■ **Data supplied**
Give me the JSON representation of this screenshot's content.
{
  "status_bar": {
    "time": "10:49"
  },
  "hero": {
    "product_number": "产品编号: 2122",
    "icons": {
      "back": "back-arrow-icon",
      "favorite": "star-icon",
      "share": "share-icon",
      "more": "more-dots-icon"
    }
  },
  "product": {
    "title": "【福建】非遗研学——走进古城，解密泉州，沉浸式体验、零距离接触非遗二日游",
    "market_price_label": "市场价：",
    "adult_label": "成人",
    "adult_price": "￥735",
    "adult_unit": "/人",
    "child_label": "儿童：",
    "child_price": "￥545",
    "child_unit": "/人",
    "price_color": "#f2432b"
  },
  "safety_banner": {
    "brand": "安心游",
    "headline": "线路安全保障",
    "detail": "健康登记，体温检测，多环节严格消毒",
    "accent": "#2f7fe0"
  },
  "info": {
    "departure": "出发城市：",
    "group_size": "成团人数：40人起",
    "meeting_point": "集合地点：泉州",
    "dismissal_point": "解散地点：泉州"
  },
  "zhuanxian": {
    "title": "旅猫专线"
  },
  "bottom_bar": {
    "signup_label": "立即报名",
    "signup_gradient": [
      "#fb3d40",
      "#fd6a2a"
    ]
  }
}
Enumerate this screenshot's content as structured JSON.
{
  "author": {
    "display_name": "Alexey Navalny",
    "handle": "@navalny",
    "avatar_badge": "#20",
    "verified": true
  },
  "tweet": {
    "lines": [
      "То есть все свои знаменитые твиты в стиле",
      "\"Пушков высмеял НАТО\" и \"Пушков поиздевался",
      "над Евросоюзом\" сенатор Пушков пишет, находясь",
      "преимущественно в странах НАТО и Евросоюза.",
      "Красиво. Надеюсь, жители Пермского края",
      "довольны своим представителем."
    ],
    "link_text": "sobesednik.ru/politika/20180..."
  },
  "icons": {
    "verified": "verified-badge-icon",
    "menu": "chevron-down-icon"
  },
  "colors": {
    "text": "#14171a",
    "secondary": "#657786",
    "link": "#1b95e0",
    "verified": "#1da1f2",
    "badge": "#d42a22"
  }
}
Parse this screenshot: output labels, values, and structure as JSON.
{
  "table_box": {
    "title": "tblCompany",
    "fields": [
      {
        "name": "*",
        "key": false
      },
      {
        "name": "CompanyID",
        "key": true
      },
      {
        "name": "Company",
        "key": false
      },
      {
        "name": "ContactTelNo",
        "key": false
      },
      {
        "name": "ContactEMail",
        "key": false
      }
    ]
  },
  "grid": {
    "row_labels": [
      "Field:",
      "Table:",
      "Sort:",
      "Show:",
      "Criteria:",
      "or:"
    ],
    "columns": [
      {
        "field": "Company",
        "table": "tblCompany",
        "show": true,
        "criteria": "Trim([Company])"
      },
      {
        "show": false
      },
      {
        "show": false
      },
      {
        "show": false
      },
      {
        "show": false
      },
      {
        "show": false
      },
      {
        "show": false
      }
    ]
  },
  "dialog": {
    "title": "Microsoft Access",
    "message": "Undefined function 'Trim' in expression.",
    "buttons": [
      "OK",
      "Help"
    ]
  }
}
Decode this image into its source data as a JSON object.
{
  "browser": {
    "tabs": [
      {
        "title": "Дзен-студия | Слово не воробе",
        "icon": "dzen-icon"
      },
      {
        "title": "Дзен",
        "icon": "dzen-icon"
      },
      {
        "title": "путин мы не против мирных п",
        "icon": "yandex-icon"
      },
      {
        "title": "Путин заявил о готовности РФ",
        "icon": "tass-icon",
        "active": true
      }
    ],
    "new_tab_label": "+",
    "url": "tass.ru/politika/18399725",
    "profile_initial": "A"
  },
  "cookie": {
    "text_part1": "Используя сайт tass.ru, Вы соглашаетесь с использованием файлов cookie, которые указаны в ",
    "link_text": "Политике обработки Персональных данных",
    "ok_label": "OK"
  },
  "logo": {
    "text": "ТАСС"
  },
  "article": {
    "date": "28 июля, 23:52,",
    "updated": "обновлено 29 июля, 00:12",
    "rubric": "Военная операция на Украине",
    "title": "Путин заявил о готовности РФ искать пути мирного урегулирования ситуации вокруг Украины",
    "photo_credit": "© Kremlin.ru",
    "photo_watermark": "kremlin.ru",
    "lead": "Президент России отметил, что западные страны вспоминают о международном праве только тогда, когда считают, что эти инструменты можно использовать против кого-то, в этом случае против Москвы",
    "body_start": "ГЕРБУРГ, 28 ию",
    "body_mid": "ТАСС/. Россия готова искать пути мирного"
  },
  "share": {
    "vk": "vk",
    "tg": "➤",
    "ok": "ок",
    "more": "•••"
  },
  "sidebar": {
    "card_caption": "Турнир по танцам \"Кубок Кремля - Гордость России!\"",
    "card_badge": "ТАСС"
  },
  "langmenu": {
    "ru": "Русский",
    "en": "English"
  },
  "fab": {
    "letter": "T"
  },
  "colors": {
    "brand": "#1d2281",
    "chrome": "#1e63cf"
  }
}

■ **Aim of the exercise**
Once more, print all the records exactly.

■ **Solution to this exercise**
Give me the JSON representation of this screenshot's content.
{
  "status_bar": {
    "time": "10:49"
  },
  "hero": {
    "product_number": "产品编号: 2122",
    "icons": {
      "back": "back-arrow-icon",
      "favorite": "star-icon",
      "share": "share-icon",
      "more": "more-dots-icon"
    }
  },
  "product": {
    "title": "【福建】非遗研学——走进古城，解密泉州，沉浸式体验、零距离接触非遗二日游",
    "market_price_label": "市场价：",
    "adult_label": "成人",
    "adult_price": "￥735",
    "adult_unit": "/人",
    "child_label": "儿童：",
    "child_price": "￥545",
    "child_unit": "/人",
    "price_color": "#f2432b"
  },
  "safety_banner": {
    "brand": "安心游",
    "headline": "线路安全保障",
    "detail": "健康登记，体温检测，多环节严格消毒",
    "accent": "#2f7fe0"
  },
  "info": {
    "departure": "出发城市：",
    "group_size": "成团人数：40人起",
    "meeting_point": "集合地点：泉州",
    "dismissal_point": "解散地点：泉州"
  },
  "zhuanxian": {
    "title": "旅猫专线"
  },
  "bottom_bar": {
    "signup_label": "立即报名",
    "signup_gradient": [
      "#fb3d40",
      "#fd6a2a"
    ]
  }
}
Enumerate this screenshot's content as structured JSON.
{
  "author": {
    "display_name": "Alexey Navalny",
    "handle": "@navalny",
    "avatar_badge": "#20",
    "verified": true
  },
  "tweet": {
    "lines": [
      "То есть все свои знаменитые твиты в стиле",
      "\"Пушков высмеял НАТО\" и \"Пушков поиздевался",
      "над Евросоюзом\" сенатор Пушков пишет, находясь",
      "преимущественно в странах НАТО и Евросоюза.",
      "Красиво. Надеюсь, жители Пермского края",
      "довольны своим представителем."
    ],
    "link_text": "sobesednik.ru/politika/20180..."
  },
  "icons": {
    "verified": "verified-badge-icon",
    "menu": "chevron-down-icon"
  },
  "colors": {
    "text": "#14171a",
    "secondary": "#657786",
    "link": "#1b95e0",
    "verified": "#1da1f2",
    "badge": "#d42a22"
  }
}
Parse this screenshot: output labels, values, and structure as JSON.
{
  "table_box": {
    "title": "tblCompany",
    "fields": [
      {
        "name": "*",
        "key": false
      },
      {
        "name": "CompanyID",
        "key": true
      },
      {
        "name": "Company",
        "key": false
      },
      {
        "name": "ContactTelNo",
        "key": false
      },
      {
        "name": "ContactEMail",
        "key": false
      }
    ]
  },
  "grid": {
    "row_labels": [
      "Field:",
      "Table:",
      "Sort:",
      "Show:",
      "Criteria:",
      "or:"
    ],
    "columns": [
      {
        "field": "Company",
        "table": "tblCompany",
        "show": true,
        "criteria": "Trim([Company])"
      },
      {
        "show": false
      },
      {
        "show": false
      },
      {
        "show": false
      },
      {
        "show": false
      },
      {
        "show": false
      },
      {
        "show": false
      }
    ]
  },
  "dialog": {
    "title": "Microsoft Access",
    "message": "Undefined function 'Trim' in expression.",
    "buttons": [
      "OK",
      "Help"
    ]
  }
}
Decode this image into its source data as a JSON object.
{
  "browser": {
    "tabs": [
      {
        "title": "Дзен-студия | Слово не воробе",
        "icon": "dzen-icon"
      },
      {
        "title": "Дзен",
        "icon": "dzen-icon"
      },
      {
        "title": "путин мы не против мирных п",
        "icon": "yandex-icon"
      },
      {
        "title": "Путин заявил о готовности РФ",
        "icon": "tass-icon",
        "active": true
      }
    ],
    "new_tab_label": "+",
    "url": "tass.ru/politika/18399725",
    "profile_initial": "A"
  },
  "cookie": {
    "text_part1": "Используя сайт tass.ru, Вы соглашаетесь с использованием файлов cookie, которые указаны в ",
    "link_text": "Политике обработки Персональных данных",
    "ok_label": "OK"
  },
  "logo": {
    "text": "ТАСС"
  },
  "article": {
    "date": "28 июля, 23:52,",
    "updated": "обновлено 29 июля, 00:12",
    "rubric": "Военная операция на Украине",
    "title": "Путин заявил о готовности РФ искать пути мирного урегулирования ситуации вокруг Украины",
    "photo_credit": "© Kremlin.ru",
    "photo_watermark": "kremlin.ru",
    "lead": "Президент России отметил, что западные страны вспоминают о международном праве только тогда, когда считают, что эти инструменты можно использовать против кого-то, в этом случае против Москвы",
    "body_start": "ГЕРБУРГ, 28 ию",
    "body_mid": "ТАСС/. Россия готова искать пути мирного"
  },
  "share": {
    "vk": "vk",
    "tg": "➤",
    "ok": "ок",
    "more": "•••"
  },
  "sidebar": {
    "card_caption": "Турнир по танцам \"Кубок Кремля - Гордость России!\"",
    "card_badge": "ТАСС"
  },
  "langmenu": {
    "ru": "Русский",
    "en": "English"
  },
  "fab": {
    "letter": "T"
  },
  "colors": {
    "brand": "#1d2281",
    "chrome": "#1e63cf"
  }
}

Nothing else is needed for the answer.